Task item
In the records below, find each line with "publication" and copy it.

Data
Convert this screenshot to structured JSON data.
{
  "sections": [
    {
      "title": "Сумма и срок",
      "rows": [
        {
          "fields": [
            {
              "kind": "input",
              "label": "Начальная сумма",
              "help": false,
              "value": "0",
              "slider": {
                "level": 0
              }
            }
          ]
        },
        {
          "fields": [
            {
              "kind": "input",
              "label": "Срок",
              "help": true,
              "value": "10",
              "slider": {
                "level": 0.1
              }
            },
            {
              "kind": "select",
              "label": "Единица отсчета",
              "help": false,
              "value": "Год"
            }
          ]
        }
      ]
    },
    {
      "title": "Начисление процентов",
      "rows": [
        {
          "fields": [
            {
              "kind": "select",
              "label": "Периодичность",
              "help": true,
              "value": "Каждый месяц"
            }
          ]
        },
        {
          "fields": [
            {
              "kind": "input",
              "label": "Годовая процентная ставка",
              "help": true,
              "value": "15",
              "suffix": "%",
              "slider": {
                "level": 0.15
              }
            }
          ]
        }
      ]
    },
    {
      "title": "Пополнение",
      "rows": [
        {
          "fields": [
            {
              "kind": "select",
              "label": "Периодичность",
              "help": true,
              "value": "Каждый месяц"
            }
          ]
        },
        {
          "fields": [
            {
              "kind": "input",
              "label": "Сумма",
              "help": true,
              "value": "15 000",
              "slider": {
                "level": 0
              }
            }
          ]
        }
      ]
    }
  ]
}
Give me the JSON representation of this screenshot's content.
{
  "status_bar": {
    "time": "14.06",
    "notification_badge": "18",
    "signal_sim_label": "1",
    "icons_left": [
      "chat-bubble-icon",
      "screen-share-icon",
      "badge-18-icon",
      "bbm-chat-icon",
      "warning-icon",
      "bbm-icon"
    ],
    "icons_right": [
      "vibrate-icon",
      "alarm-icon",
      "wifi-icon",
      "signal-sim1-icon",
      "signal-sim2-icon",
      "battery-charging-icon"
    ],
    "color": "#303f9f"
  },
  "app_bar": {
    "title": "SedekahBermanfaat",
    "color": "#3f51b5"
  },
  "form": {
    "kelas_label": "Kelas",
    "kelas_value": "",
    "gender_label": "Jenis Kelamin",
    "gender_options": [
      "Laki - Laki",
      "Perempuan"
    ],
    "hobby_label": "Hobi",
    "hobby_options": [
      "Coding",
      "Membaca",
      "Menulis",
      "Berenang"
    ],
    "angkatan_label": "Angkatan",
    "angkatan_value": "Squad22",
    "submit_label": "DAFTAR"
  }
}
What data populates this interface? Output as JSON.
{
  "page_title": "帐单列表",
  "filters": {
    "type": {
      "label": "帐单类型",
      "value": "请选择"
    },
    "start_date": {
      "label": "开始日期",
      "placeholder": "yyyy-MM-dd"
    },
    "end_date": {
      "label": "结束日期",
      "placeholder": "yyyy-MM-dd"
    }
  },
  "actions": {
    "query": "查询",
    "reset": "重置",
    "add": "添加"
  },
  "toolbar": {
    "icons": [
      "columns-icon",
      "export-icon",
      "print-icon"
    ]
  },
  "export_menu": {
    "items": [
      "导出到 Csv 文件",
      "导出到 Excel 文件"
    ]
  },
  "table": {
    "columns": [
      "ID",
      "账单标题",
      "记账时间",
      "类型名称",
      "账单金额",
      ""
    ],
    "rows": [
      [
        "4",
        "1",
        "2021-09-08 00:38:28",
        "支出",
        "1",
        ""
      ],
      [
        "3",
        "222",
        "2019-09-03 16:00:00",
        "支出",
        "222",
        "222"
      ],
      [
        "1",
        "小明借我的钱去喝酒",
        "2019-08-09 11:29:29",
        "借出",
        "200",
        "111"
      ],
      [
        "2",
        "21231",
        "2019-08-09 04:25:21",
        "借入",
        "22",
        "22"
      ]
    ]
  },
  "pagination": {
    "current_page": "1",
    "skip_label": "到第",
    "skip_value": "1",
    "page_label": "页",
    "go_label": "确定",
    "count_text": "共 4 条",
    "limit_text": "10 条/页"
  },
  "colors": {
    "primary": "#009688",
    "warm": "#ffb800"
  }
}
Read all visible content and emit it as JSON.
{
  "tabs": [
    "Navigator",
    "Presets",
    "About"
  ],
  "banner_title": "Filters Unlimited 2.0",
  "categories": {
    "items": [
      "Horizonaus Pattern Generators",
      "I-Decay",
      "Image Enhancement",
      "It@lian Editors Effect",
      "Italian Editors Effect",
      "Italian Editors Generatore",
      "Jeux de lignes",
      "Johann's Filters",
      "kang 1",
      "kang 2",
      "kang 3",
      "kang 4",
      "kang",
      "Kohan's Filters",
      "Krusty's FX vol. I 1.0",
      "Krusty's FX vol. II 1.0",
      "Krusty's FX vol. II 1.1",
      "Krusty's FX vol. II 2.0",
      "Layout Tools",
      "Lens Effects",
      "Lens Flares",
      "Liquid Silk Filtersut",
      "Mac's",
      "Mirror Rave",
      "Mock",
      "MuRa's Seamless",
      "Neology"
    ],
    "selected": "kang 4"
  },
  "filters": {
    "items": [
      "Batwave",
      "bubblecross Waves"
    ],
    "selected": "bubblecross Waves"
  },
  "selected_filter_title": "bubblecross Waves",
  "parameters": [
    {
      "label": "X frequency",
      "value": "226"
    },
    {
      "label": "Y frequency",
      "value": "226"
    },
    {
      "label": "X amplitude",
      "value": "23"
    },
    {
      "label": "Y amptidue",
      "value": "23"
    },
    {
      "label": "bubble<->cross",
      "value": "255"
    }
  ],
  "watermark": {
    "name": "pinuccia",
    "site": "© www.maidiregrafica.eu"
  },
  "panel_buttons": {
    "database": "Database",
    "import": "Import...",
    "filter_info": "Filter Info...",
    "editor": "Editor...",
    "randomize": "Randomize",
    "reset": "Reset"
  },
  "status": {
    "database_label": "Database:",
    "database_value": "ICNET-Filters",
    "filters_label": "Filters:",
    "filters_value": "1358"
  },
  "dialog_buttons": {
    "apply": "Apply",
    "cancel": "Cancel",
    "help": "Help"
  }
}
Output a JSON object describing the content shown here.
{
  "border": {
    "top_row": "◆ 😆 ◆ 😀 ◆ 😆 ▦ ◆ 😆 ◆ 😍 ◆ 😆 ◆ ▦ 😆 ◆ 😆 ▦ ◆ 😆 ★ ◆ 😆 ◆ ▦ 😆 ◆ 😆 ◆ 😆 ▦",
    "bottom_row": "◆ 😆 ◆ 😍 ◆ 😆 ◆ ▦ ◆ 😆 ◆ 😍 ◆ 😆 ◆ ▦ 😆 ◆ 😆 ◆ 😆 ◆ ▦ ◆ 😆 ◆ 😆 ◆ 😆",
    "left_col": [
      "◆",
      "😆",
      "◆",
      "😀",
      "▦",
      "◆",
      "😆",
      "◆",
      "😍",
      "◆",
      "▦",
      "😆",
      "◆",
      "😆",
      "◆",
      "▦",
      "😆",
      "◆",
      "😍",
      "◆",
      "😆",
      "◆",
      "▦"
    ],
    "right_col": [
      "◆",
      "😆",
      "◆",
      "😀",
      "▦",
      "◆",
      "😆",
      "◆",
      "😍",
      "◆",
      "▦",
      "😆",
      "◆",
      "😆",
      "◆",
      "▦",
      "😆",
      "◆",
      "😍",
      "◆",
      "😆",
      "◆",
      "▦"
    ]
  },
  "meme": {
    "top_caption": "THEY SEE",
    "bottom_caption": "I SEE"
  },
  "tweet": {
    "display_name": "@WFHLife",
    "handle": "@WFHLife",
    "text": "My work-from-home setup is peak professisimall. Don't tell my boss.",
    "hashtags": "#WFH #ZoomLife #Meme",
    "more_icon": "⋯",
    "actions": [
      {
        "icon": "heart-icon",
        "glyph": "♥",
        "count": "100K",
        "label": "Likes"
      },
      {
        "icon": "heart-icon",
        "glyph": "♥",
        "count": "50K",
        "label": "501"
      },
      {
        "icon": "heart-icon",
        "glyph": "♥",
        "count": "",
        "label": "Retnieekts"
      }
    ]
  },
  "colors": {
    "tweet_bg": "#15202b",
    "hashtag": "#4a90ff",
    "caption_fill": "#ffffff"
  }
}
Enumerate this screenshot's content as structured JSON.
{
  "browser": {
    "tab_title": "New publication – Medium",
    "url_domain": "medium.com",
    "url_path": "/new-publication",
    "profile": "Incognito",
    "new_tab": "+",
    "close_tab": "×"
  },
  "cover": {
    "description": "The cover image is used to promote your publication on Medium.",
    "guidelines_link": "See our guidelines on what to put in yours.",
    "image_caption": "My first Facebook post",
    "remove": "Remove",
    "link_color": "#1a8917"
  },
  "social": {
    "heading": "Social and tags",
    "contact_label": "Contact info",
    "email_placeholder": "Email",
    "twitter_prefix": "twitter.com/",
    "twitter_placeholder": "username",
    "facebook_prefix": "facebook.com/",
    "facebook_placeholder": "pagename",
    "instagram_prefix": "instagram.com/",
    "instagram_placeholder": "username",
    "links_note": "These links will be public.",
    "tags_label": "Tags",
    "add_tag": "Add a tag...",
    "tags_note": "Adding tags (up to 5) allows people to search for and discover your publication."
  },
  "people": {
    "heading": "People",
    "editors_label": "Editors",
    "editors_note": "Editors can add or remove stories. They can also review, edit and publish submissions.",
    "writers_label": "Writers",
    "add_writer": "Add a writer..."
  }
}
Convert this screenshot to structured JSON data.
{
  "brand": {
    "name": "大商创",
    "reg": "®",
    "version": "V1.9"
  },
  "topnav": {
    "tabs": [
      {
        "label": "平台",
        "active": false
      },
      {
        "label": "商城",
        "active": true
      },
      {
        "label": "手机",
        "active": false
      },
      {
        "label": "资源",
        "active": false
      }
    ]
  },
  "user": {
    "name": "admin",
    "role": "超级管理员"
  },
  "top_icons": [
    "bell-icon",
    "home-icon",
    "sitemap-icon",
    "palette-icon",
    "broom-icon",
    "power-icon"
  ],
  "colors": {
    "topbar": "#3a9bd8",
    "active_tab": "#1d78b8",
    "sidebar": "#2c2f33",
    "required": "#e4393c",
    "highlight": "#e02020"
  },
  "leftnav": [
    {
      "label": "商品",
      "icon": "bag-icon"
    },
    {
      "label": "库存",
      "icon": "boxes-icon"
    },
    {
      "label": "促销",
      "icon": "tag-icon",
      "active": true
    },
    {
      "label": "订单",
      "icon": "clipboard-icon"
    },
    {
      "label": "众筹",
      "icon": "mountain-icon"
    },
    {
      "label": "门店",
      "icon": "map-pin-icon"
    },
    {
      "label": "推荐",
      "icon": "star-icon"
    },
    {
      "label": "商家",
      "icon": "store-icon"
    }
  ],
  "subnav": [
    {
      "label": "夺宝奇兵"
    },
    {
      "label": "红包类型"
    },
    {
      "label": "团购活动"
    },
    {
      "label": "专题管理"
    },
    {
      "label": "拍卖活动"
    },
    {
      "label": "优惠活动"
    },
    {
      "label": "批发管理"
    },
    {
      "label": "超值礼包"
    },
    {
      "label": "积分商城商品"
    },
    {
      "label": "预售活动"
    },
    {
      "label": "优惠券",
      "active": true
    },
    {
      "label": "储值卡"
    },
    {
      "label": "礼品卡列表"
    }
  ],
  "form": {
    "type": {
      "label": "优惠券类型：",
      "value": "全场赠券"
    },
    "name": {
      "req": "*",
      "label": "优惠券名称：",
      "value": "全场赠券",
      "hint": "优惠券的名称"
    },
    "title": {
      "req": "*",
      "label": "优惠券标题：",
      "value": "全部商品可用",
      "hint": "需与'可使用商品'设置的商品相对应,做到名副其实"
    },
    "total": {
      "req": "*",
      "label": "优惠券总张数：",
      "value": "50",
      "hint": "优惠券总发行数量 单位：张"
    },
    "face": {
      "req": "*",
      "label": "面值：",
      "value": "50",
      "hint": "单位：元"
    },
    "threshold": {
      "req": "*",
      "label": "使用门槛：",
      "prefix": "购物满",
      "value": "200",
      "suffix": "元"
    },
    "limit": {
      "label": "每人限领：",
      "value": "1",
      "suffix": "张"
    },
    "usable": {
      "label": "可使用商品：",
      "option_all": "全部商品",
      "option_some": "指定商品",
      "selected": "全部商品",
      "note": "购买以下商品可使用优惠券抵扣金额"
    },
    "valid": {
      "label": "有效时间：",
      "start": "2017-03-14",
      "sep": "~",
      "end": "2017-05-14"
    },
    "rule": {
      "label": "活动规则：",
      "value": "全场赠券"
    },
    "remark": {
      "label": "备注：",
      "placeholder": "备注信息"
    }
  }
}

Your response
    "tab_title": "New publication – Medium",
    "url_path": "/new-publication",
    "description": "The cover image is used to promote your publication on Medium.",
    "tags_note": "Adding tags (up to 5) allows people to search for and discover your publication."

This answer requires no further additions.